Updated: Sep 16, 2020
Lifestyle choices and our environment plays an integral role in the prevalence of type II diabetes among particular populations. Some of these populations are impacted by the lack of grocery stores, and the prevalence of an abundance of dollar stores and convenience stores being the primary supplier of processed foods, which are void of nutrients. These communities are generally categorized as food desserts. The void of nutrients in these communities, most importantly, the effects dietary fiber, that are lacking in these processed foods, has been shown to decrease fasting blood glucose levels (Hagander et. al., 1988). Further, during postprandial, mean glucose is also lowered by consuming a high fiber diet (Hagander et. al., 1988). Many of these food desserts are in neighborhoods that receive few resources, and have a disheveled infrastructure, thus lacking adequate side walks, bike lanes, updated parks, and quality community as well as commercial gyms. This contributes heavily to a higher rate of type II diabetes for the residence of these communities. The byproduct of an environment that is scarce of foods packed with dietary fibers, and adequate parks and fitness facilities is obesity. Medeiros et. al. (2010) discussed the dangers of being obese, and its association with pro-inflammitory genes expression. This results in skeletal muscles being insulin resistant.

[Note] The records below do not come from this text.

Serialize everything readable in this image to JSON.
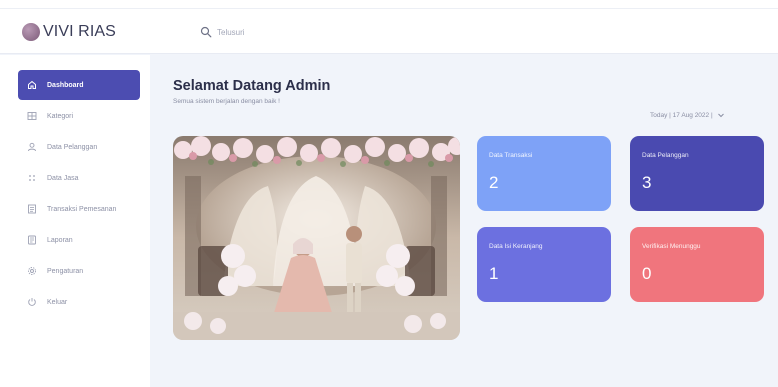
{
  "app": {
    "logo_text": "VIVI RIAS"
  },
  "search": {
    "placeholder": "Telusuri"
  },
  "sidebar": {
    "items": [
      {
        "label": "Dashboard",
        "icon": "home-icon",
        "active": true
      },
      {
        "label": "Kategori",
        "icon": "grid-icon",
        "active": false
      },
      {
        "label": "Data Pelanggan",
        "icon": "user-icon",
        "active": false
      },
      {
        "label": "Data Jasa",
        "icon": "dots-icon",
        "active": false
      },
      {
        "label": "Transaksi Pemesanan",
        "icon": "list-icon",
        "active": false
      },
      {
        "label": "Laporan",
        "icon": "report-icon",
        "active": false
      },
      {
        "label": "Pengaturan",
        "icon": "gear-icon",
        "active": false
      },
      {
        "label": "Keluar",
        "icon": "logout-icon",
        "active": false
      }
    ]
  },
  "main": {
    "title": "Selamat Datang Admin",
    "subtitle": "Semua sistem berjalan dengan baik !",
    "date_filter": "Today | 17 Aug 2022 |"
  },
  "cards": [
    {
      "label": "Data Transaksi",
      "value": "2",
      "color": "#7ea2f7"
    },
    {
      "label": "Data Pelanggan",
      "value": "3",
      "color": "#4a4ab0"
    },
    {
      "label": "Data Isi Keranjang",
      "value": "1",
      "color": "#6c70e0"
    },
    {
      "label": "Verifikasi Menunggu",
      "value": "0",
      "color": "#f0757d"
    }
  ],
  "colors": {
    "accent": "#4c4db1",
    "background": "#f1f4fa"
  }
}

Exercise is the key. There have been a number of studies that have examined the difference in the acute effects or the chronic adaptations leading to a decrease in fasting plasma glucose. From what I gathered, both modalities enhance insulin signaling leading to an increase in glucose uptake, and glucose homeostasis (Röhling et. al., 2016). These results would be complicated to those living in food desserts, even if they began to adhere to a dose appropriate home workout, or outdoor park workout. The old saying is “you can not outwork a bad diet”. Even with an increased caloric intake of high fiber food to match the caloric expenditure of the rats that participated in a swimming protocol, the results still showed that these rats had a lower body fat percentage than the sedentary rats that were fed a lower amount of calories. This shows the importance of food selection combined with consistent exercise.
Craig, B. W., Hammons, G. T., Garthwaite, S. M., Jarett, L., & Holloszy, J. O. (1981). Adaptation of fat cells to exercise: response of glucose uptake and oxidation to insulin. Journal of applied physiology: respiratory, environmental and exercise physiology, 51(6), 1500–1506. https://doi.org/10.1152/jappl.19188.8.131.520
Hagander, B., Asp, N. G., Efendić, S., Nilsson-Ehle, P., & Scherstén, B. (1988). Dietary fiber decreases fasting blood glucose levels and plasma LDL concentration in noninsulin-dependent diabetes mellitus patients. The American journal of clinical nutrition, 47(5), 852–858. https://doi.org/10.1093/ajcn/47.5.852
Medeiros, C., Frederico, M. J., da Luz, G., Pauli, J. R., Silva, A. S. R., Pinho, R. A., … De Souza, C. T. (2010). Exercise training reduces insulin resistance and upregulates the mTOR/p70S6k pathway in cardiac muscle of diet-induced obesity rats. Journal of Cellular Physiology, 226(3), 666–674. doi:10.1002/jcp.22387
Röhling, M., Herder, C., Stemper, T., & Müssig, K. (2016). Influence of Acute and Chronic Exercise on Glucose Uptake. Journal of diabetes research, 2016, 2868652. https://doi.org/10.1155/2016/2868652